Do unto others: The true mitzvah


My Nana Esther, my grandmother on my father’s side, came to America from the old country, Russia, when she was a child. She was a small round woman with soft curves and a warm smile. She always wore a neat gray bun, had a beautiful face and she always looked perfect. She loved to tell me Russian folk tales while I was in her arms or nestled in bed.

She left me with indelible lessons about unconditional love and kindness, as well as the following story, which has stayed with me throughout my life. 

I vividly remember the tale she told of the poor, hungry woman who knocks on the door of a stranger to plead for a piece of bread and a cup of water. The woman who lives in the house opens the door and turns the stranger away.
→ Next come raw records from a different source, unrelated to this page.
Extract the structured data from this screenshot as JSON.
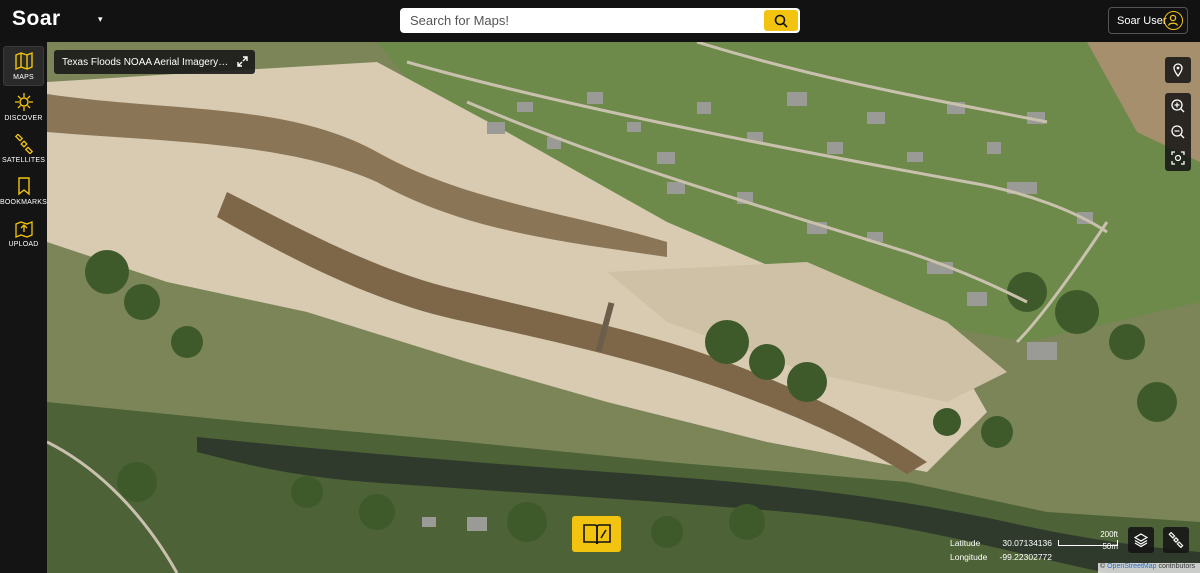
{
  "colors": {
    "accent": "#f2c40f",
    "topbar": "#121212",
    "sidebar": "#141414"
  },
  "header": {
    "logo_text": "Soar",
    "search_placeholder": "Search for Maps!",
    "user_label": "Soar User"
  },
  "sidebar": {
    "items": [
      {
        "label": "MAPS",
        "icon": "map-icon",
        "active": true
      },
      {
        "label": "DISCOVER",
        "icon": "discover-icon",
        "active": false
      },
      {
        "label": "SATELLITES",
        "icon": "satellite-icon",
        "active": false
      },
      {
        "label": "BOOKMARKS",
        "icon": "bookmark-icon",
        "active": false
      },
      {
        "label": "UPLOAD",
        "icon": "upload-icon",
        "active": false
      }
    ]
  },
  "map": {
    "title": "Texas Floods NOAA Aerial Imagery - July...",
    "coords": {
      "lat_label": "Latitude",
      "lat_value": "30.07134136",
      "lon_label": "Longitude",
      "lon_value": "-99.22302772"
    },
    "scale": {
      "top": "200ft",
      "bottom": "50m"
    },
    "attribution": {
      "prefix": "© ",
      "link": "OpenStreetMap",
      "suffix": " contributors"
    }
  }
}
After the “beggar” leaves, the woman who turned her away opens her mouth to speak and frogs come out of her mouth.

The beggar woman (who I always felt was an angel in disguise) moves on to the next house – where she is turned away again, this time by an angry man who slams the door in her face. When the man turns to his wife to report the incident, snakes fall out of his mouth.

The angel in beggar’s clothing is sad and weary, but she walks to the next house. It is cold now, and getting dark. When she knocks, the door is answered by a woman with a warm smile. When she asks for bread, the woman invites her inside to sit at the table with her and her family. She offers her bread and water and a hot meal. The beggar woman stays a little while, but soon it is time for her to move on. She thanks the family for their kindness, and slips out the door. As soon as she is gone, the woman and her husband begin to talk, and gold and pearls fall out of their mouths.
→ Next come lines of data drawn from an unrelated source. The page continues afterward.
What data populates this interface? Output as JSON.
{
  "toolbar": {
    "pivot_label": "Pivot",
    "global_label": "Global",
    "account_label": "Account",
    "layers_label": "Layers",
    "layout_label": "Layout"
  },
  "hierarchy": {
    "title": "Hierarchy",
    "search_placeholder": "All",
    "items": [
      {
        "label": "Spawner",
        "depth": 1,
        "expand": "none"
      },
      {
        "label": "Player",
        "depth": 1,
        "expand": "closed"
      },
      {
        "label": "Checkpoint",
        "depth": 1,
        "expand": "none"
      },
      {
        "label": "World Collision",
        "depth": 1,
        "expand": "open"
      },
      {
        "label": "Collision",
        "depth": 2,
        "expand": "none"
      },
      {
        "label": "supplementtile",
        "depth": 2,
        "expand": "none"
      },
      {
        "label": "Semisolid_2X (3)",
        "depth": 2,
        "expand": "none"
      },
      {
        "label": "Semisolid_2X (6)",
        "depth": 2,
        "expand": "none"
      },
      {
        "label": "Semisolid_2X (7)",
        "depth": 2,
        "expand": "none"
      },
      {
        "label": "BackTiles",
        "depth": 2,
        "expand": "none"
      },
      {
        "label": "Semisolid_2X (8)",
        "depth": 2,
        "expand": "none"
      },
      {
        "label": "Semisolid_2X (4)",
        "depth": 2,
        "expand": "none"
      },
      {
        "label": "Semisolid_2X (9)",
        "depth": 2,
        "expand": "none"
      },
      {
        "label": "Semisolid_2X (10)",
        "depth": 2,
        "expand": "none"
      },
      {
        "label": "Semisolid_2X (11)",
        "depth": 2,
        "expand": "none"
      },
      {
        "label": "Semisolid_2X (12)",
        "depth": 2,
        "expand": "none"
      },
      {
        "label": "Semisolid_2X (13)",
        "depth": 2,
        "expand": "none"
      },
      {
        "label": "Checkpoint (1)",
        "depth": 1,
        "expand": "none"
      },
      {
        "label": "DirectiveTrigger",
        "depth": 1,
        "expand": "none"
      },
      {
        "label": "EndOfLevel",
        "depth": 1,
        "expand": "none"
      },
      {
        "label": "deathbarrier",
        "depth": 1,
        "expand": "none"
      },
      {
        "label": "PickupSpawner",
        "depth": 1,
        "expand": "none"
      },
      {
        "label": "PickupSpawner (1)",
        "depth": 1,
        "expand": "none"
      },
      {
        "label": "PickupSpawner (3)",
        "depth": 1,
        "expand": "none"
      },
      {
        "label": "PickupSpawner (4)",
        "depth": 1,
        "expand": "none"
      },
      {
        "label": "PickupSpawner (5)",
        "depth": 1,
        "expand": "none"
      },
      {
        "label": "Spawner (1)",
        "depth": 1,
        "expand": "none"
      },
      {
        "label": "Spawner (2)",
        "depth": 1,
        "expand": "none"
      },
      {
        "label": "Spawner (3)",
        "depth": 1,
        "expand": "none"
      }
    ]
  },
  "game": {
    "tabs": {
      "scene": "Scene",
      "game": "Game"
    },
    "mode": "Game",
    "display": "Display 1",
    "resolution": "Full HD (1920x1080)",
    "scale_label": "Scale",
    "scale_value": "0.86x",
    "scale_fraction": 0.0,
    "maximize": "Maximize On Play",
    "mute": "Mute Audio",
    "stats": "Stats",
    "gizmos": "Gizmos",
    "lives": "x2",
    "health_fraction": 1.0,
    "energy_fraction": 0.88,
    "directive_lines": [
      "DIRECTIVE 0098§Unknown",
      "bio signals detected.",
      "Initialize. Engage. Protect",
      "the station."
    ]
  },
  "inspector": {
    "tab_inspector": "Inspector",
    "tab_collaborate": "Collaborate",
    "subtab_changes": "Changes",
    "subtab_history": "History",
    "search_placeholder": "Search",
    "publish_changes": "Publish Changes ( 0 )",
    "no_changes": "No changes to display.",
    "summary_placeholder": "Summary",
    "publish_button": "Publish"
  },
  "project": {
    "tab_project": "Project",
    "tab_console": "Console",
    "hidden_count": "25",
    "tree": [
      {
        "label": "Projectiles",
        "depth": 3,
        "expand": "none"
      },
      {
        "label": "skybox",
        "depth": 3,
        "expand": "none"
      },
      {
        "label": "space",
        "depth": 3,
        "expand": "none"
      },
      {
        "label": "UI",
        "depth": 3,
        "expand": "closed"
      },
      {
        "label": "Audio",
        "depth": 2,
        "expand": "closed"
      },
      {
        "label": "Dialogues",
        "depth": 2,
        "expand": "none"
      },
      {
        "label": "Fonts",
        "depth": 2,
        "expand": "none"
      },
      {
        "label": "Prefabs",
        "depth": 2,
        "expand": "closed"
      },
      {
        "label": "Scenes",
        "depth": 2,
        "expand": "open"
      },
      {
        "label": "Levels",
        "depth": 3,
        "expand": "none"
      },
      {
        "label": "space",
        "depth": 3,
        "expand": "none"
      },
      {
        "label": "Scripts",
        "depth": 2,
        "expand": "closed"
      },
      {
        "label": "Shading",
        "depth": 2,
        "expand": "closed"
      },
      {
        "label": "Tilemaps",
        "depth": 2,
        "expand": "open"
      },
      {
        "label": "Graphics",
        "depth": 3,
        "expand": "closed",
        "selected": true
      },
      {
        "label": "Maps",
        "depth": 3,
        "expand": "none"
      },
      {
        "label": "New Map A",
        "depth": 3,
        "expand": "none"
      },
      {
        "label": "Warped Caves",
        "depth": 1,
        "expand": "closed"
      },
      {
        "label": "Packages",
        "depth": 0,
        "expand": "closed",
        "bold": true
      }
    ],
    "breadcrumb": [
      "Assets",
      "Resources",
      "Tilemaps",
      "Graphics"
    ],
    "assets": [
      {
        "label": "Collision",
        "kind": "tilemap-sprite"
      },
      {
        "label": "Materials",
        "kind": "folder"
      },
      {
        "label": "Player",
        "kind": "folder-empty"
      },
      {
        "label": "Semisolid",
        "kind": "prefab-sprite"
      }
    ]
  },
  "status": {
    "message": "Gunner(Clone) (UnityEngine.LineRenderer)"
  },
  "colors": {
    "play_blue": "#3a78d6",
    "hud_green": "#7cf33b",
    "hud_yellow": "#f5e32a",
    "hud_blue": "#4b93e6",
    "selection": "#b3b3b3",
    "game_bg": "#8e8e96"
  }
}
Amazed, they open the door to rush after the woman. There is no trace of her, but the gold and pearls continue to appear – more than enough to repay them for the food they shared with their visitor.
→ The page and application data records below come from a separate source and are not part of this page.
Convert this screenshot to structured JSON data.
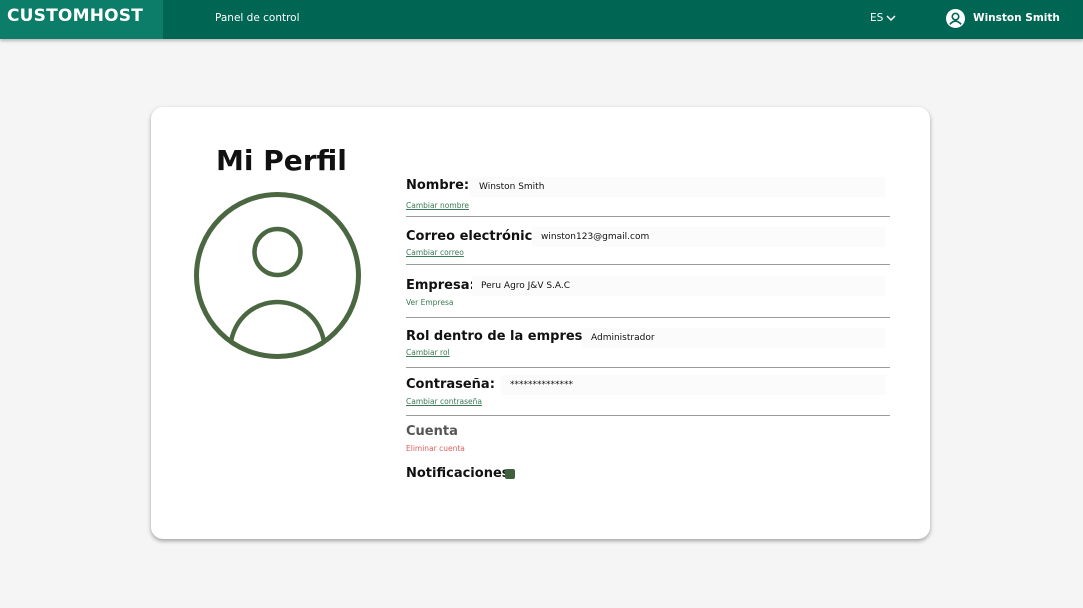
{
  "header": {
    "brand": "CUSTOMHOST",
    "nav_link": "Panel de control",
    "language": "ES",
    "user_name": "Winston Smith"
  },
  "profile": {
    "title": "Mi Perfil",
    "fields": [
      {
        "label": "Nombre:",
        "value": "Winston Smith",
        "link": "Cambiar nombre"
      },
      {
        "label": "Correo electrónico:",
        "value": "winston123@gmail.com",
        "link": "Cambiar correo"
      },
      {
        "label": "Empresa:",
        "value": "Peru Agro J&V S.A.C",
        "link": "Ver Empresa"
      },
      {
        "label": "Rol dentro de la empresa:",
        "value": "Administrador",
        "link": "Cambiar rol"
      },
      {
        "label": "Contraseña:",
        "value": "**************",
        "link": "Cambiar contraseña"
      }
    ],
    "account_label": "Cuenta",
    "delete_account": "Eliminar cuenta",
    "notifications_label": "Notificaciones",
    "notifications_enabled": true
  },
  "colors": {
    "header_bg": "#006654",
    "brand_bg": "#0c7d68",
    "accent_green": "#4a6741",
    "link_green": "#3b7a55",
    "danger": "#e06060"
  },
  "icons": {
    "language_dropdown": "chevron-down-icon",
    "user_avatar": "user-circle-icon",
    "profile_avatar": "user-circle-icon",
    "notifications_checkbox": "checkbox-checked-icon"
  }
}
That story and my own Nana’s kindness and love are embedded in my brain and heart. When she spoke to me, it was as though gold and pearls came out of her mouth. My grandmother’s message was clear: Perform mitzvot whenever you can. Be loving and kind-hearted. Treat people kindly. Speak pearls of wisdom and do kind deeds wherever you can because kindness comes back to you. Meanness and bitterness only bring more of the same.

PATRICIA RASKIN is an award-winning producer and host of “The Patricia Raskin Show” on Saturday at 4 p.m. on WPRO AM 630/99.7 FM. She is a board member at Temple Emanu-El.